determining a set of parameters associated with the convex optimization program, wherein the set of parameters comprises a vector a=(a1, a2) of primal decision variables associated with the convex optimization program and a vector b=(b1, b2) of dual decision variables associated with the convex optimization program, where: Aa1=a2 and b1=−ATb2
determining a set of intermediary functionals ƒi=(ƒ1, ƒ2), wherein the value of ƒi is defined as equal to a cost term associated with a corresponding ai for a range of permitted values of ai and equal to infinity for a range of unpermitted values of ai, wherein the one or more constraints of the convex optimization program define the range of permitted values and the range of unpermitted values;
generating a set of network variables associated with the optimization layer based on applying a scattering coordinate transform to vectors a and b, wherein the set of network variables comprises a vector c=(c1, c2) corresponding to input to the optimization layer and a vector d=(d1, d2) corresponding to an intermediate value of the optimization layer;
generating a linear component H of the optimization layer by applying a first transformation to coefficient matrix A, where the first transformation is of the form:
generating a non-linear component σ(·) of the optimization layer by applying a second transformation to the intermediary functionals ƒi, where the second transformation is of the form: σi(di)=(−1)i(∂ƒi−I)(I+∂ƒi)−1(di),i=1,2,
generating the optimization layer as a residual form structure, from an input of the optimization layer, comprising: a first path, comprising a single matrix multiplication followed by a non-linearity, a second path, comprising an identity path from the input of the optimization layer, and a weighted combination of the input and the product of the single matrix multiplication and the non-linearity;
receiving, by the optimization layer and from a prior layer of the neural network architecture, input values corresponding to vector c;
iteratively computing, by the optimization layer, values for vectors c and d to determine fixed point values c* and d*, wherein each computation of a value for vectors c and d is of the form: dn=Hcn and cn+1=σ(dn)
determining fixed point values a* and b* based on applying the inverse of the scattering coordinate transform to fixed point values c* and d*;
providing, by the optimization layer, first output based on the determined fixed point values a* and b* to a next layer of the neural network architecture;
determining an error based on second output of the neural network architecture, wherein the second output of the neural network architecture is based on the first output of the optimization layer based on fixed point values a* and b*;
backpropagating the determined error through the plurality of layers, wherein the backpropagating comprises determining an updated set of parameters associated with the convex optimization program based on applying gradient descent to the linear component H and the non-linear component σ(·); and
generating one or more predictions by the neural network architecture based on a trained set of parameters associated with the convex optimization program.
Patent History
Publication number: 20200265321
Type: Application
Filed: Feb 14, 2020
Publication Date: Aug 20, 2020
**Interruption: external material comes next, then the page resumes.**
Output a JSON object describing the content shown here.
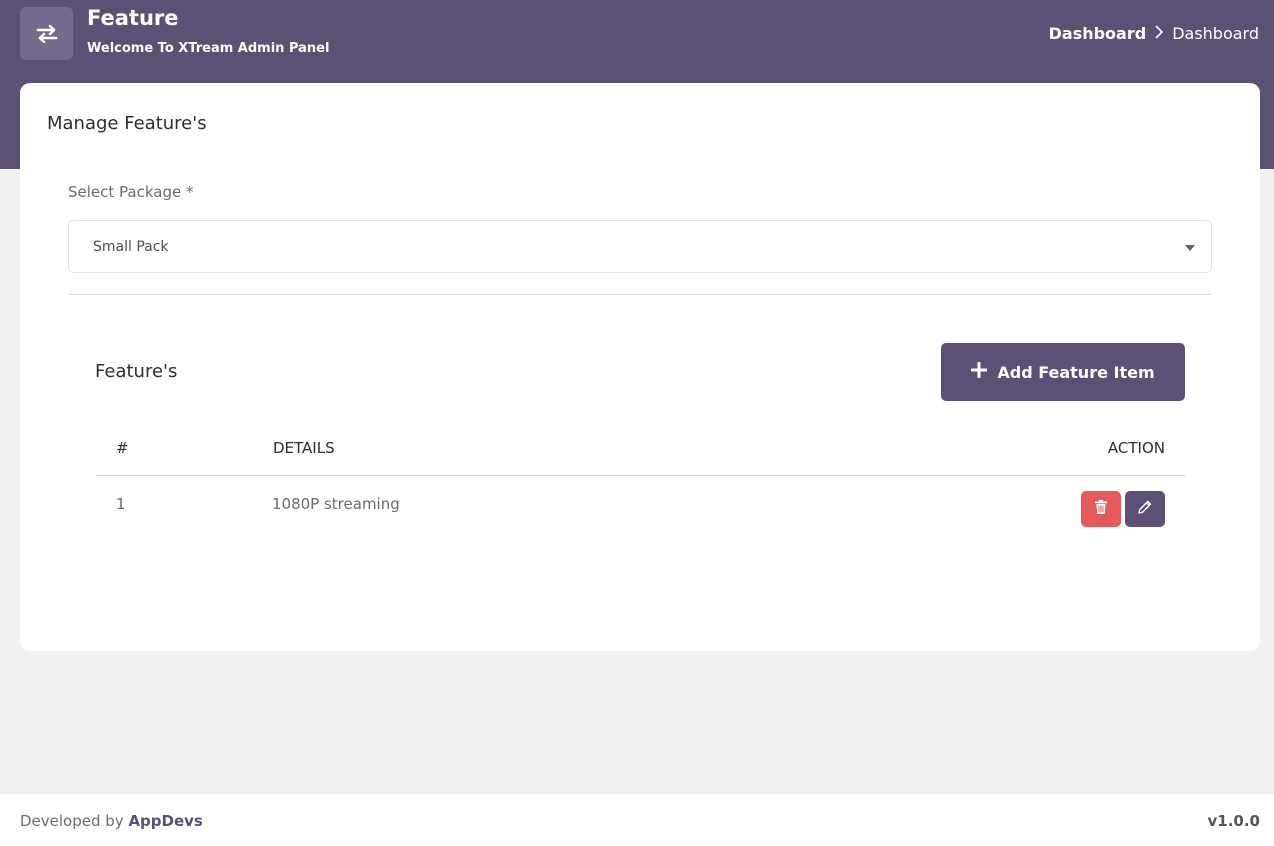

Inventors: Tarek Aziz Lahlou (McLean, VA), Christopher Larson (Washington, DC), Oluwatobi Olabiyi (Arlington, VA)
Application Number: 16/791,945
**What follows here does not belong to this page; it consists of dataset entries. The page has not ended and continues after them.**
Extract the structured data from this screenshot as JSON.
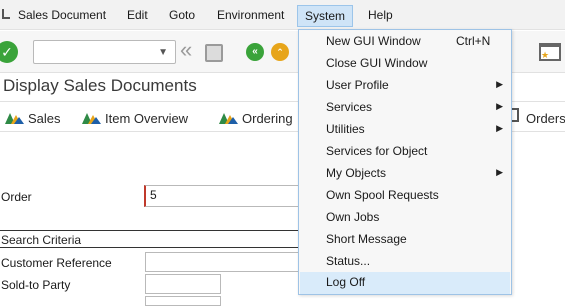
{
  "menubar": {
    "items": [
      {
        "label": "Sales Document"
      },
      {
        "label": "Edit"
      },
      {
        "label": "Goto"
      },
      {
        "label": "Environment"
      },
      {
        "label": "System"
      },
      {
        "label": "Help"
      }
    ]
  },
  "toolbar": {
    "command_field_value": "",
    "enter_icon": "check-icon",
    "back_icon": "double-left-arrow-icon",
    "save_icon": "save-icon",
    "back_green_icon": "back-icon",
    "exit_icon": "exit-icon",
    "layout_icon": "customize-layout-icon"
  },
  "page": {
    "title": "Display Sales Documents"
  },
  "app_toolbar": {
    "buttons": [
      {
        "label": "Sales"
      },
      {
        "label": "Item Overview"
      },
      {
        "label": "Ordering"
      },
      {
        "label": "Orders"
      }
    ]
  },
  "form": {
    "order_label": "Order",
    "order_value": "5",
    "section_title": "Search Criteria",
    "customer_reference_label": "Customer Reference",
    "sold_to_party_label": "Sold-to Party"
  },
  "system_menu": {
    "items": [
      {
        "label": "New GUI Window",
        "shortcut": "Ctrl+N",
        "submenu": false
      },
      {
        "label": "Close GUI Window",
        "shortcut": "",
        "submenu": false
      },
      {
        "label": "User Profile",
        "shortcut": "",
        "submenu": true
      },
      {
        "label": "Services",
        "shortcut": "",
        "submenu": true
      },
      {
        "label": "Utilities",
        "shortcut": "",
        "submenu": true
      },
      {
        "label": "Services for Object",
        "shortcut": "",
        "submenu": false
      },
      {
        "label": "My Objects",
        "shortcut": "",
        "submenu": true
      },
      {
        "label": "Own Spool Requests",
        "shortcut": "",
        "submenu": false
      },
      {
        "label": "Own Jobs",
        "shortcut": "",
        "submenu": false
      },
      {
        "label": "Short Message",
        "shortcut": "",
        "submenu": false
      },
      {
        "label": "Status...",
        "shortcut": "",
        "submenu": false
      },
      {
        "label": "Log Off",
        "shortcut": "",
        "submenu": false,
        "highlighted": true
      }
    ]
  },
  "colors": {
    "menu_highlight": "#d9ebfa",
    "menu_border": "#9ec3e6",
    "accent_green": "#3aa33a",
    "accent_orange": "#e7a51a",
    "required_marker": "#c0392b"
  }
}
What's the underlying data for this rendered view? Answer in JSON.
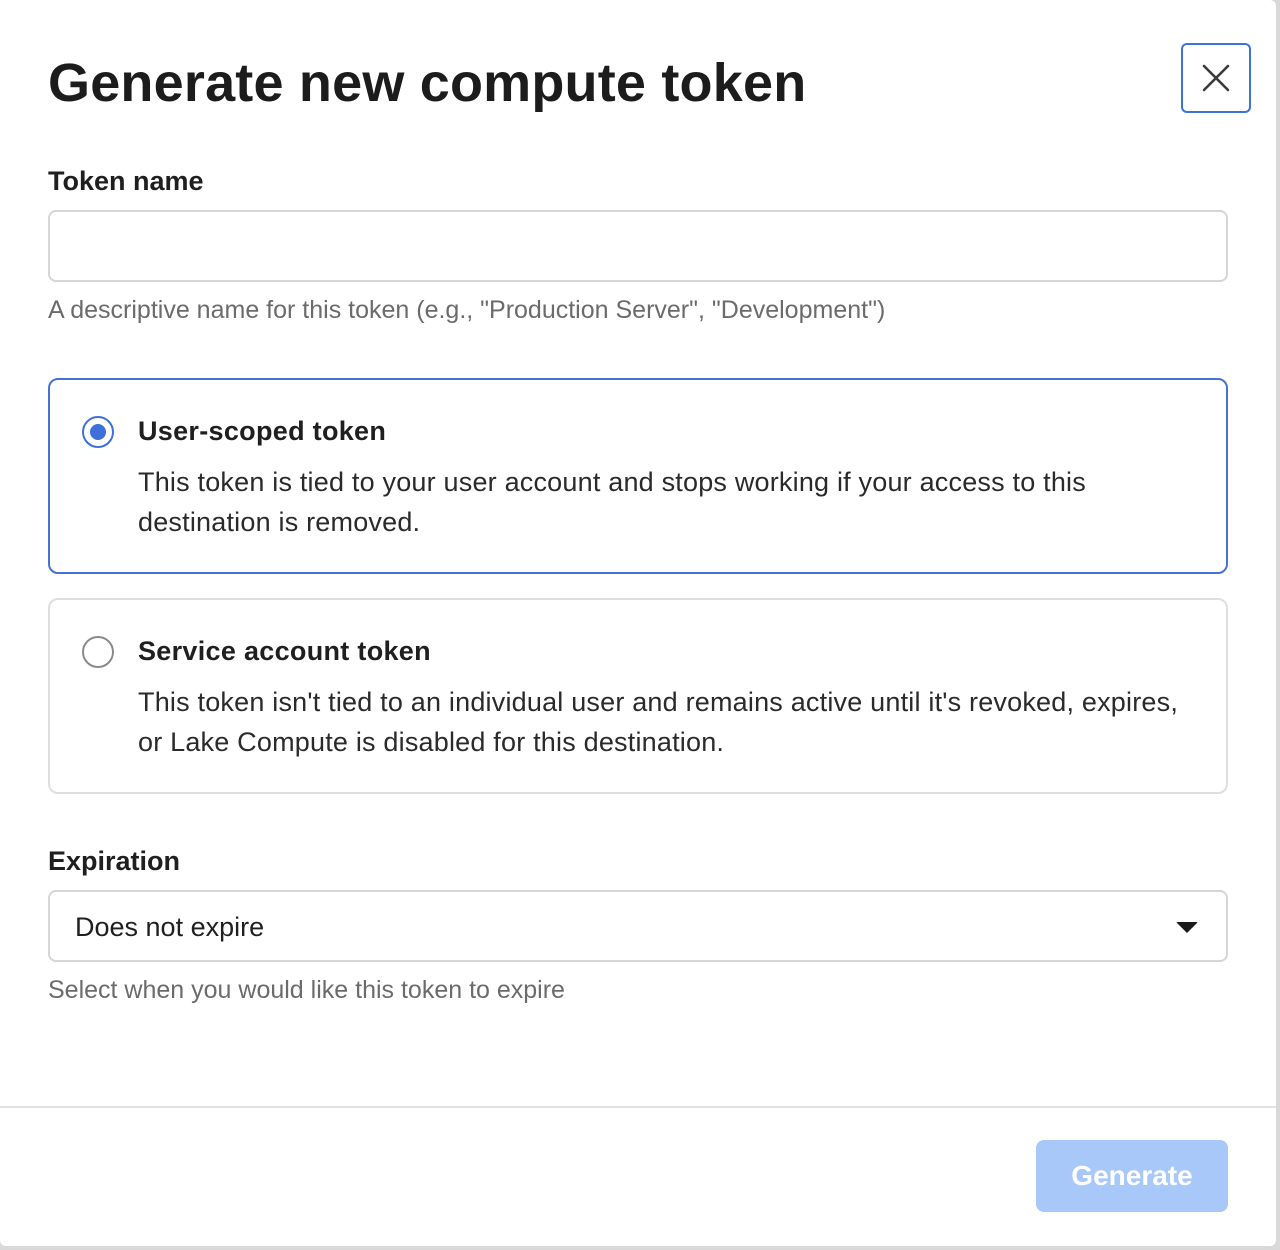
{
  "dialog": {
    "title": "Generate new compute token"
  },
  "token_name": {
    "label": "Token name",
    "value": "",
    "placeholder": "",
    "helper": "A descriptive name for this token (e.g., \"Production Server\", \"Development\")"
  },
  "token_type": {
    "options": [
      {
        "title": "User-scoped token",
        "description": "This token is tied to your user account and stops working if your access to this destination is removed.",
        "selected": true
      },
      {
        "title": "Service account token",
        "description": "This token isn't tied to an individual user and remains active until it's revoked, expires, or Lake Compute is disabled for this destination.",
        "selected": false
      }
    ]
  },
  "expiration": {
    "label": "Expiration",
    "selected_value": "Does not expire",
    "helper": "Select when you would like this token to expire"
  },
  "footer": {
    "generate_label": "Generate"
  },
  "icons": {
    "close": "close-icon",
    "dropdown": "caret-down-icon"
  },
  "colors": {
    "accent": "#3f6fd9",
    "primary_button_disabled": "#a8c8fa",
    "helper_text": "#6b6b6b"
  }
}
Classifications
International Classification: G06N 3/10 (20060101); G06F 17/11 (20060101); G06N 3/04 (20060101); G06F 17/16 (20060101);